# About this exercise
Output the records exactly, and drop each picture.

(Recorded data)

-------

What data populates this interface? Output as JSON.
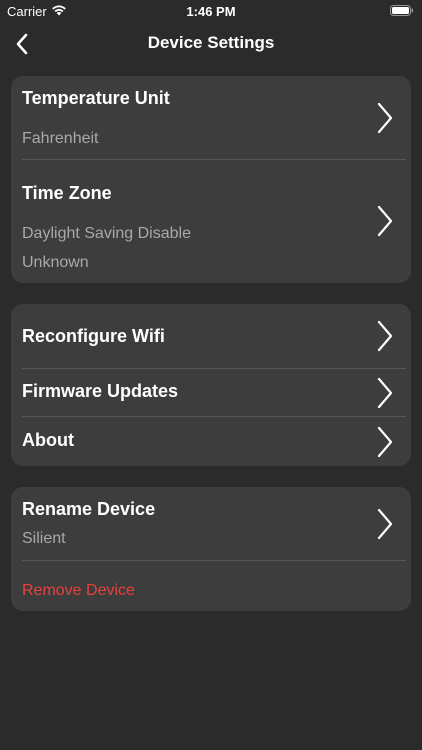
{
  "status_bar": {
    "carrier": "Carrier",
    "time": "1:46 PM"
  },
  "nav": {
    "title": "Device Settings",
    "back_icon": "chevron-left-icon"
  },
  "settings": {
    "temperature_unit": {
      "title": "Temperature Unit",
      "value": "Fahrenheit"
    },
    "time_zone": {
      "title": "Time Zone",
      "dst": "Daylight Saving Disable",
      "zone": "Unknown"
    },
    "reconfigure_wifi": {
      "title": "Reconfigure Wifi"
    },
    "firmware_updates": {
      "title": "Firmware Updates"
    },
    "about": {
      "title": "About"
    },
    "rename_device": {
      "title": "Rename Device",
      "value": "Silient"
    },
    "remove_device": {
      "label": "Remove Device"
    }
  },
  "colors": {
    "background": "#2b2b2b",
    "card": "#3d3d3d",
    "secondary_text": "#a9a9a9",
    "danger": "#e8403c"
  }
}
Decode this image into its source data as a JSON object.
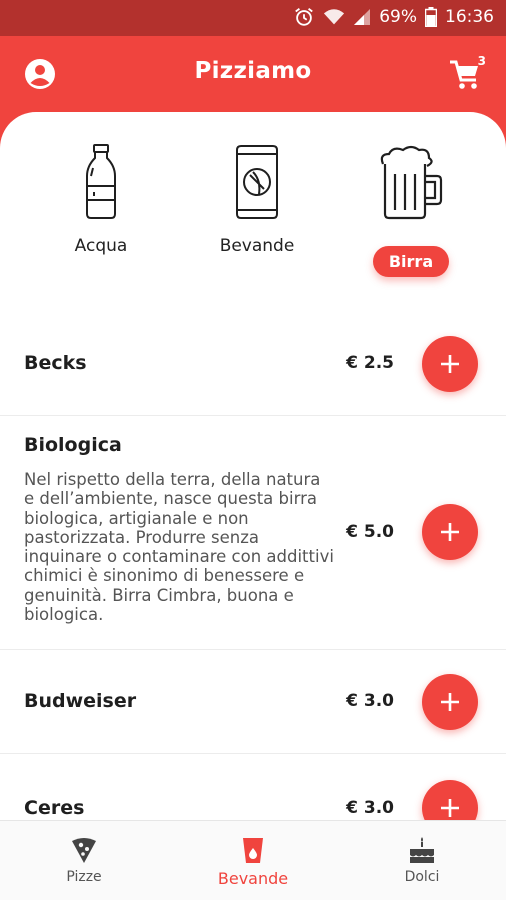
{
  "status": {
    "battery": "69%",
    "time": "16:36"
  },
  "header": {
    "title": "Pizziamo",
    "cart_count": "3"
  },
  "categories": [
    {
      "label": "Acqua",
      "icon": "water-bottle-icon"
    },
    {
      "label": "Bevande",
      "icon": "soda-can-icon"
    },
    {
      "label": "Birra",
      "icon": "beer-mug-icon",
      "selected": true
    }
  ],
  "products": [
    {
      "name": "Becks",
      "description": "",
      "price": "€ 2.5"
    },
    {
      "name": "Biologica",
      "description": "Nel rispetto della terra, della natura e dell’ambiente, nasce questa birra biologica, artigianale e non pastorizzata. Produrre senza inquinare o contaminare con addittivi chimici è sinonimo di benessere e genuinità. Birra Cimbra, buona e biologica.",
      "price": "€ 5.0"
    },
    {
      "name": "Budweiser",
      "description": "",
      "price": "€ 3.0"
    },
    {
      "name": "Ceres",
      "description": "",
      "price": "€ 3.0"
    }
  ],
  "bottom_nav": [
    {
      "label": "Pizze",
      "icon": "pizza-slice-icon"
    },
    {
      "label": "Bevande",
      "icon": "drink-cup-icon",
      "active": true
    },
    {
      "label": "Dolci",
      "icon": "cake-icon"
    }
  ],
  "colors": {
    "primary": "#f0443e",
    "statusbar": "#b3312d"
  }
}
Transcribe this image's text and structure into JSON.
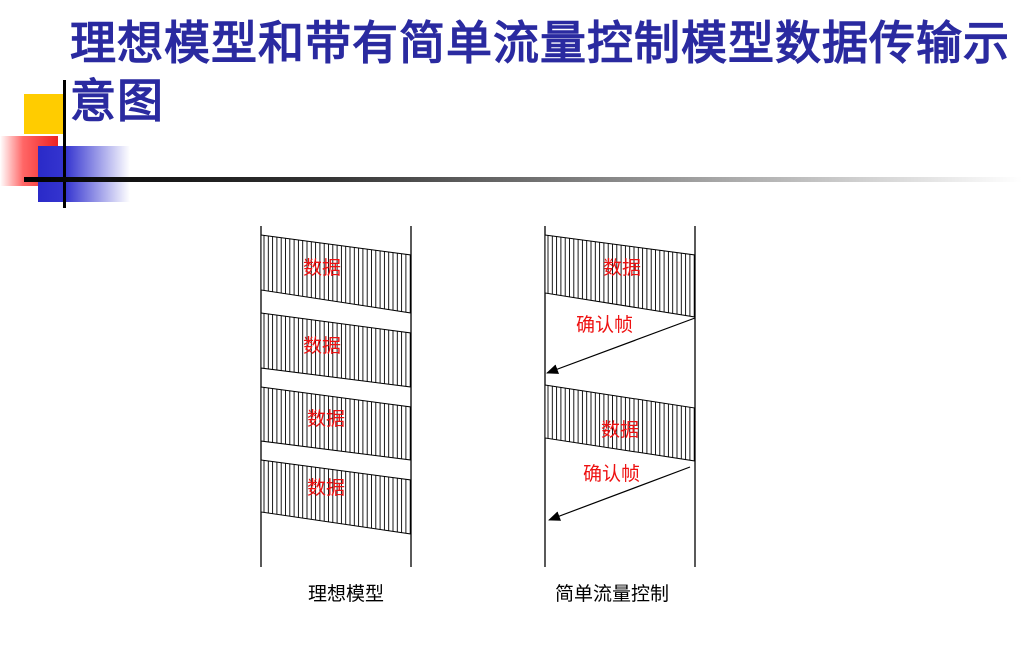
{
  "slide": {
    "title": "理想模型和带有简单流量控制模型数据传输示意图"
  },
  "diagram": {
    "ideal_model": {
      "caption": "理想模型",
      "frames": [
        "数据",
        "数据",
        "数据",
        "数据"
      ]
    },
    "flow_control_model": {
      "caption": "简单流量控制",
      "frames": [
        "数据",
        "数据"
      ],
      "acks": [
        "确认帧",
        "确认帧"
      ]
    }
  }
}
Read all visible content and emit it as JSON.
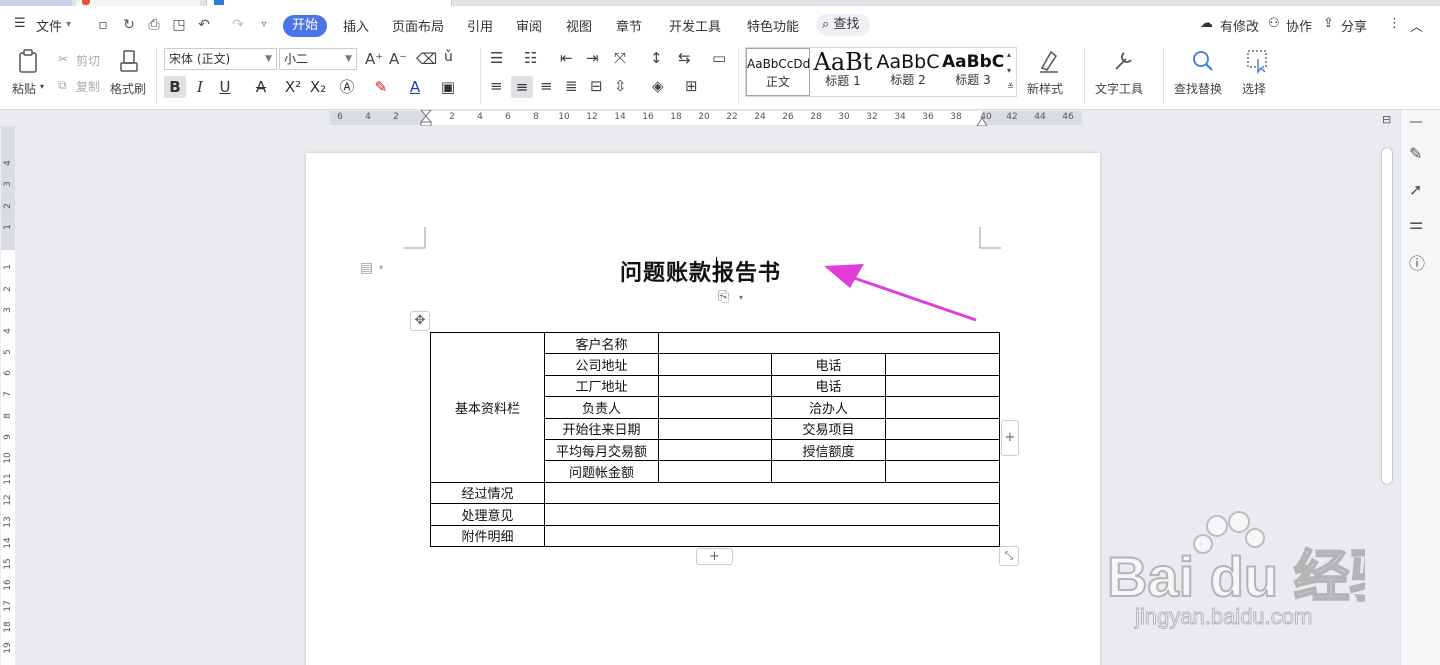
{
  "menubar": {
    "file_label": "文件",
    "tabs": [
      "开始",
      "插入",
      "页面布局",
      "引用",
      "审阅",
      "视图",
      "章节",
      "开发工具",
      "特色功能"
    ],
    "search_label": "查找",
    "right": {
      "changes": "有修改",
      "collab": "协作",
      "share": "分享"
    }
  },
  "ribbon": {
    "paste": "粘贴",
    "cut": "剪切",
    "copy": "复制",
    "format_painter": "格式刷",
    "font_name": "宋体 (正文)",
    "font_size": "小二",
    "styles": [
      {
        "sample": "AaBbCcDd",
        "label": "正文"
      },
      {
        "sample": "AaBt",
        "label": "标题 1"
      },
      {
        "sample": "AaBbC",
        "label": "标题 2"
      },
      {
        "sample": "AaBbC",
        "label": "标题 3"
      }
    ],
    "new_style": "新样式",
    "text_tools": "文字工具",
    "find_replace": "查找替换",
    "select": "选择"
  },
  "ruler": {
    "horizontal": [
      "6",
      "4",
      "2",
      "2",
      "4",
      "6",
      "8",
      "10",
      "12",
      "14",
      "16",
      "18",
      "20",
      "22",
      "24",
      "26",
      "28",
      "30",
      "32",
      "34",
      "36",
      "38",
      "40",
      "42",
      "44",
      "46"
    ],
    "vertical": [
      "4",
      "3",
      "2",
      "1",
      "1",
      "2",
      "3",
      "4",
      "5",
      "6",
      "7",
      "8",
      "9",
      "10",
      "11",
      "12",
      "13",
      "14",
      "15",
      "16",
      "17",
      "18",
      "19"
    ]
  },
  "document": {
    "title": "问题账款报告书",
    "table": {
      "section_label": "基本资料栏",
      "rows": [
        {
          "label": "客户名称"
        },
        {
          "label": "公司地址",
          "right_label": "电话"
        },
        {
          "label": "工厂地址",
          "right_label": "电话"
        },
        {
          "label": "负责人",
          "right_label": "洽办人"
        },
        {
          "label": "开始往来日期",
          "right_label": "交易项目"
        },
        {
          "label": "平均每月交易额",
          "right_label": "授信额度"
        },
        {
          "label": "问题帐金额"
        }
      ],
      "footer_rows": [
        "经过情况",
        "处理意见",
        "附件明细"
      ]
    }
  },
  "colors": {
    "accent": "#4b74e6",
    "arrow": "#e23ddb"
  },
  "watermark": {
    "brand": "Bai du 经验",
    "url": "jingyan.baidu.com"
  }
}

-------

# Response to this exercise
What data populates this interface? Output as JSON.
{
  "status_bar": {
    "carrier": "Carrier",
    "time": "1:46 PM"
  },
  "nav": {
    "title": "Device Settings",
    "back_icon": "chevron-left-icon"
  },
  "settings": {
    "temperature_unit": {
      "title": "Temperature Unit",
      "value": "Fahrenheit"
    },
    "time_zone": {
      "title": "Time Zone",
      "dst": "Daylight Saving Disable",
      "zone": "Unknown"
    },
    "reconfigure_wifi": {
      "title": "Reconfigure Wifi"
    },
    "firmware_updates": {
      "title": "Firmware Updates"
    },
    "about": {
      "title": "About"
    },
    "rename_device": {
      "title": "Rename Device",
      "value": "Silient"
    },
    "remove_device": {
      "label": "Remove Device"
    }
  },
  "colors": {
    "background": "#2b2b2b",
    "card": "#3d3d3d",
    "secondary_text": "#a9a9a9",
    "danger": "#e8403c"
  }
}
Decode this image into its source data as a JSON object.
{
  "status": {
    "battery": "69%",
    "time": "16:36"
  },
  "header": {
    "title": "Pizziamo",
    "cart_count": "3"
  },
  "categories": [
    {
      "label": "Acqua",
      "icon": "water-bottle-icon"
    },
    {
      "label": "Bevande",
      "icon": "soda-can-icon"
    },
    {
      "label": "Birra",
      "icon": "beer-mug-icon",
      "selected": true
    }
  ],
  "products": [
    {
      "name": "Becks",
      "description": "",
      "price": "€ 2.5"
    },
    {
      "name": "Biologica",
      "description": "Nel rispetto della terra, della natura e dell’ambiente, nasce questa birra biologica, artigianale e non pastorizzata. Produrre senza inquinare o contaminare con addittivi chimici è sinonimo di benessere e genuinità. Birra Cimbra, buona e biologica.",
      "price": "€ 5.0"
    },
    {
      "name": "Budweiser",
      "description": "",
      "price": "€ 3.0"
    },
    {
      "name": "Ceres",
      "description": "",
      "price": "€ 3.0"
    }
  ],
  "bottom_nav": [
    {
      "label": "Pizze",
      "icon": "pizza-slice-icon"
    },
    {
      "label": "Bevande",
      "icon": "drink-cup-icon",
      "active": true
    },
    {
      "label": "Dolci",
      "icon": "cake-icon"
    }
  ],
  "colors": {
    "primary": "#f0443e",
    "statusbar": "#b3312d"
  }
}
Transcribe this image's text and structure into JSON.
{
  "slide": {
    "title": "理想模型和带有简单流量控制模型数据传输示意图"
  },
  "diagram": {
    "ideal_model": {
      "caption": "理想模型",
      "frames": [
        "数据",
        "数据",
        "数据",
        "数据"
      ]
    },
    "flow_control_model": {
      "caption": "简单流量控制",
      "frames": [
        "数据",
        "数据"
      ],
      "acks": [
        "确认帧",
        "确认帧"
      ]
    }
  }
}
Read all visible content and emit it as JSON.
{
  "menubar": {
    "file_label": "文件",
    "tabs": [
      "开始",
      "插入",
      "页面布局",
      "引用",
      "审阅",
      "视图",
      "章节",
      "开发工具",
      "特色功能"
    ],
    "search_label": "查找",
    "right": {
      "changes": "有修改",
      "collab": "协作",
      "share": "分享"
    }
  },
  "ribbon": {
    "paste": "粘贴",
    "cut": "剪切",
    "copy": "复制",
    "format_painter": "格式刷",
    "font_name": "宋体 (正文)",
    "font_size": "小二",
    "styles": [
      {
        "sample": "AaBbCcDd",
        "label": "正文"
      },
      {
        "sample": "AaBt",
        "label": "标题 1"
      },
      {
        "sample": "AaBbC",
        "label": "标题 2"
      },
      {
        "sample": "AaBbC",
        "label": "标题 3"
      }
    ],
    "new_style": "新样式",
    "text_tools": "文字工具",
    "find_replace": "查找替换",
    "select": "选择"
  },
  "ruler": {
    "horizontal": [
      "6",
      "4",
      "2",
      "2",
      "4",
      "6",
      "8",
      "10",
      "12",
      "14",
      "16",
      "18",
      "20",
      "22",
      "24",
      "26",
      "28",
      "30",
      "32",
      "34",
      "36",
      "38",
      "40",
      "42",
      "44",
      "46"
    ],
    "vertical": [
      "4",
      "3",
      "2",
      "1",
      "1",
      "2",
      "3",
      "4",
      "5",
      "6",
      "7",
      "8",
      "9",
      "10",
      "11",
      "12",
      "13",
      "14",
      "15",
      "16",
      "17",
      "18",
      "19"
    ]
  },
  "document": {
    "title": "问题账款报告书",
    "table": {
      "section_label": "基本资料栏",
      "rows": [
        {
          "label": "客户名称"
        },
        {
          "label": "公司地址",
          "right_label": "电话"
        },
        {
          "label": "工厂地址",
          "right_label": "电话"
        },
        {
          "label": "负责人",
          "right_label": "洽办人"
        },
        {
          "label": "开始往来日期",
          "right_label": "交易项目"
        },
        {
          "label": "平均每月交易额",
          "right_label": "授信额度"
        },
        {
          "label": "问题帐金额"
        }
      ],
      "footer_rows": [
        "经过情况",
        "处理意见",
        "附件明细"
      ]
    }
  },
  "colors": {
    "accent": "#4b74e6",
    "arrow": "#e23ddb"
  },
  "watermark": {
    "brand": "Bai du 经验",
    "url": "jingyan.baidu.com"
  }
}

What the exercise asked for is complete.